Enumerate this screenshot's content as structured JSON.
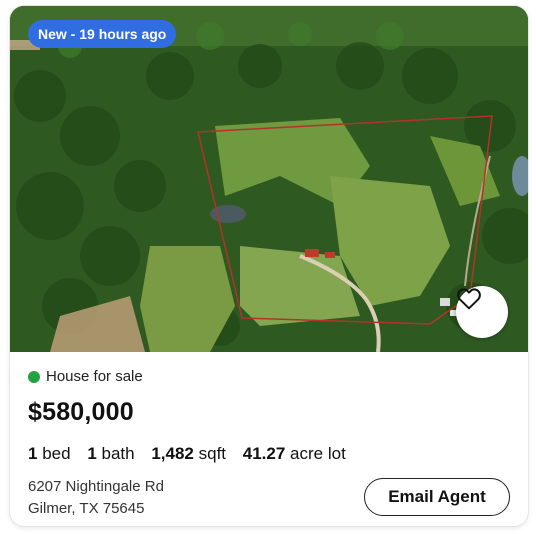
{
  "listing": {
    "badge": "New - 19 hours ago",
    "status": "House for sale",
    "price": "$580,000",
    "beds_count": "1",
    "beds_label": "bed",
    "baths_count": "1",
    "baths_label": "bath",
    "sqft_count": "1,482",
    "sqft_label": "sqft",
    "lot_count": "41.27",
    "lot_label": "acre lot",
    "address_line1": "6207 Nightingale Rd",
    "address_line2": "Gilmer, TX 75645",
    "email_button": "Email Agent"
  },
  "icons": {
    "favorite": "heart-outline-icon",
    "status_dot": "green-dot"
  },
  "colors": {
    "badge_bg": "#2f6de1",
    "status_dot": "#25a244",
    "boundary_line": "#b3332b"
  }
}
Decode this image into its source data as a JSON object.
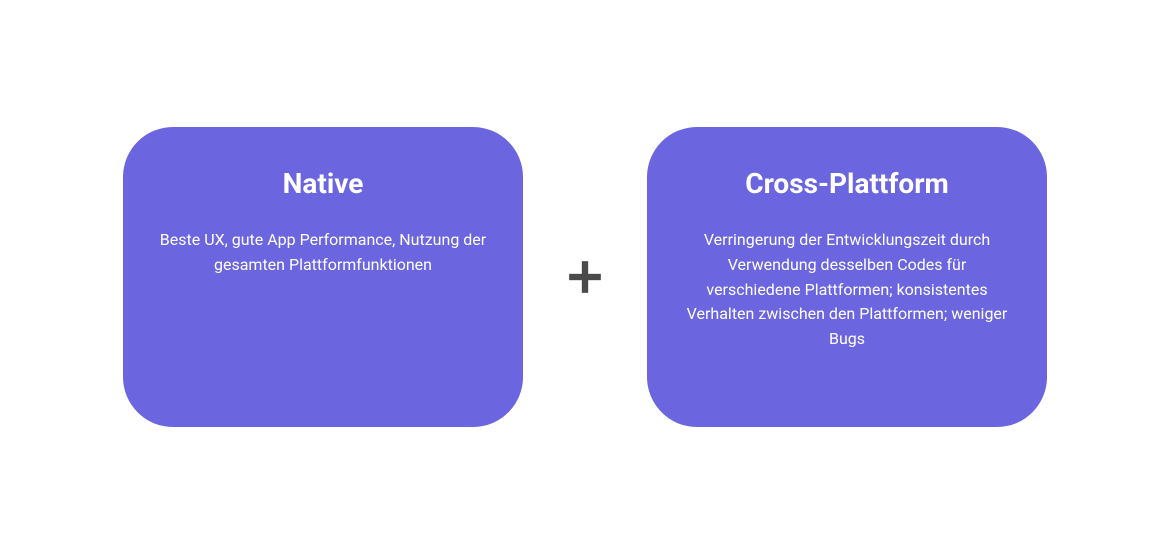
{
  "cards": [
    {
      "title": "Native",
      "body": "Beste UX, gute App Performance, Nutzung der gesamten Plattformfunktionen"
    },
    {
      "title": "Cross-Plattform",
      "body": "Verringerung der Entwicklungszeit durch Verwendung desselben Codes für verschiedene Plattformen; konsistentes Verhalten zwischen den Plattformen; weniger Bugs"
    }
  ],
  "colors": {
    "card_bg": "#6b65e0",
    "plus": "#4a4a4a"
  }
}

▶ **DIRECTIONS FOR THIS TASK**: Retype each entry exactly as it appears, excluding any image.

▶ **ANSWER SPACE**:
Enumerate this screenshot's content as structured JSON.
{
  "listing": {
    "badge": "New - 19 hours ago",
    "status": "House for sale",
    "price": "$580,000",
    "beds_count": "1",
    "beds_label": "bed",
    "baths_count": "1",
    "baths_label": "bath",
    "sqft_count": "1,482",
    "sqft_label": "sqft",
    "lot_count": "41.27",
    "lot_label": "acre lot",
    "address_line1": "6207 Nightingale Rd",
    "address_line2": "Gilmer, TX 75645",
    "email_button": "Email Agent"
  },
  "icons": {
    "favorite": "heart-outline-icon",
    "status_dot": "green-dot"
  },
  "colors": {
    "badge_bg": "#2f6de1",
    "status_dot": "#25a244",
    "boundary_line": "#b3332b"
  }
}
Decode this image into its source data as a JSON object.
{
  "cards": [
    {
      "title": "Native",
      "body": "Beste UX, gute App Performance, Nutzung der gesamten Plattformfunktionen"
    },
    {
      "title": "Cross-Plattform",
      "body": "Verringerung der Entwicklungszeit durch Verwendung desselben Codes für verschiedene Plattformen; konsistentes Verhalten zwischen den Plattformen; weniger Bugs"
    }
  ],
  "colors": {
    "card_bg": "#6b65e0",
    "plus": "#4a4a4a"
  }
}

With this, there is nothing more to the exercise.